[T/N: Summary of events: Rajiva is summoned by Lu Guang again five days later. This time, Lu Guang used Ai Qing to threaten him, which was what Rajiva was most afraid of. Angered, Rajiva responded by doing something reckless. However, he did not tell Ai Qing when he returned. She only found out when he got called away again the next day, and a maid slipped a note into Ai Qing’s change of clothes. The maid said Lu Guang will make Rajiva accompany him to Cakuri Temple, and that no matter what, Ai Qing should persuade Rajiva to agree to his requests for the time being.]
Lu Guang used you to threaten him.
Is this what he is most afraid of? Things suddenly become blurry in front of my eyes, and my nose stings. Such a thin body is willing to weather the storm just to give me a day without rain. Ai Qing, oh Ai Qing, you are a person from the 21st century, so forget about history and use all your power to save the one you love!
He returns quickly this time, his face still pale like all the previous times, but his gaze is firm.
“Ai Qing, he has promised to let you go. You can leave tomorrow.”
Joy briefly crosses his sorrowful face. He brings up a hand to touch my cheek—a gesture he often uses when we are together.
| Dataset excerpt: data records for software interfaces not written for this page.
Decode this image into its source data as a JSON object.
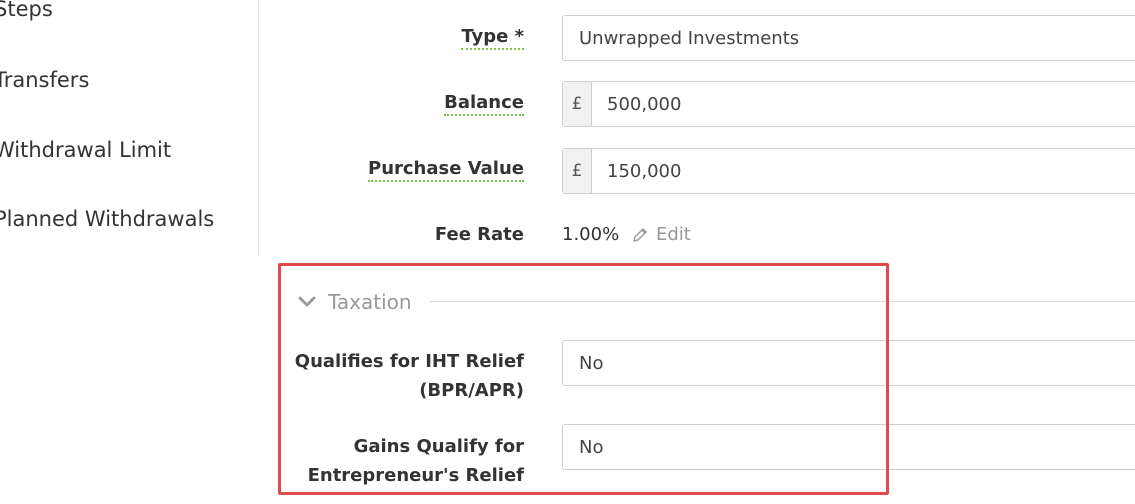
{
  "sidebar": {
    "items": [
      {
        "label": "Steps"
      },
      {
        "label": "Transfers"
      },
      {
        "label": "Withdrawal Limit"
      },
      {
        "label": "Planned Withdrawals"
      }
    ]
  },
  "form": {
    "type": {
      "label": "Type *",
      "value": "Unwrapped Investments"
    },
    "balance": {
      "label": "Balance",
      "currency": "£",
      "value": "500,000"
    },
    "purchase_value": {
      "label": "Purchase Value",
      "currency": "£",
      "value": "150,000"
    },
    "fee_rate": {
      "label": "Fee Rate",
      "value": "1.00%",
      "edit_label": "Edit"
    }
  },
  "taxation": {
    "title": "Taxation",
    "iht_relief": {
      "label_line1": "Qualifies for IHT Relief",
      "label_line2": "(BPR/APR)",
      "value": "No"
    },
    "entrepreneurs_relief": {
      "label_line1": "Gains Qualify for",
      "label_line2": "Entrepreneur's Relief",
      "value": "No"
    }
  },
  "colors": {
    "highlight_border": "#e04a4a",
    "help_underline": "#7cc242",
    "muted_text": "#999999"
  }
}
“Once you are out, go and find Pusysdeva. I will come to you when I am freed.”
“Rajiva, what have you promised him for him to let me go?”
“Three days later, I will accompany Lu Guang to Cakuri Temple.”
I turn my face away and swallow down the tears that are ready to flow. Take a breath, then turn back to him.
“Rajiva, you were willing to harm yourself in front of him for me. Wouldn’t he know that he can easily use me to threaten you, so why would he let me go?”
I sigh. Rajiva is smart, but he always believes that people are inherently good, so he does not understand these wily methods.
“I’m afraid that once I leave this door, I will not be able to reach Pusysdeva’s place.”
His face turns paler. He bites his lips and closes his eyes in pain.
“I thought I could at least help you. It’s not that Rajiva has not thought about that danger, but I honestly don’t know any other way to help get out of here, so I can only will myself to believe in Lu Guang just this once.”
He opens his eyes and looks sadly at me. “Sorry, Rajiva is incompetent and cannot protect you…”
“Don’t worry about me. I have a way to escape,” I lean into his embrace and listen to his heartbeat, “Just, I am thinking about how we can escape together.”
We nestle together on the carpet as the night falls. The maids enter to light up the lamps, but Rajiva tells them to leave. It is now September, the hot summer has long gone, and a night in autumn is not unlike a winder day in minus Celsius*. In this huge palace, we can only seek warmth from each other.
* minus Celsius or below 0°C, meaning below 32°F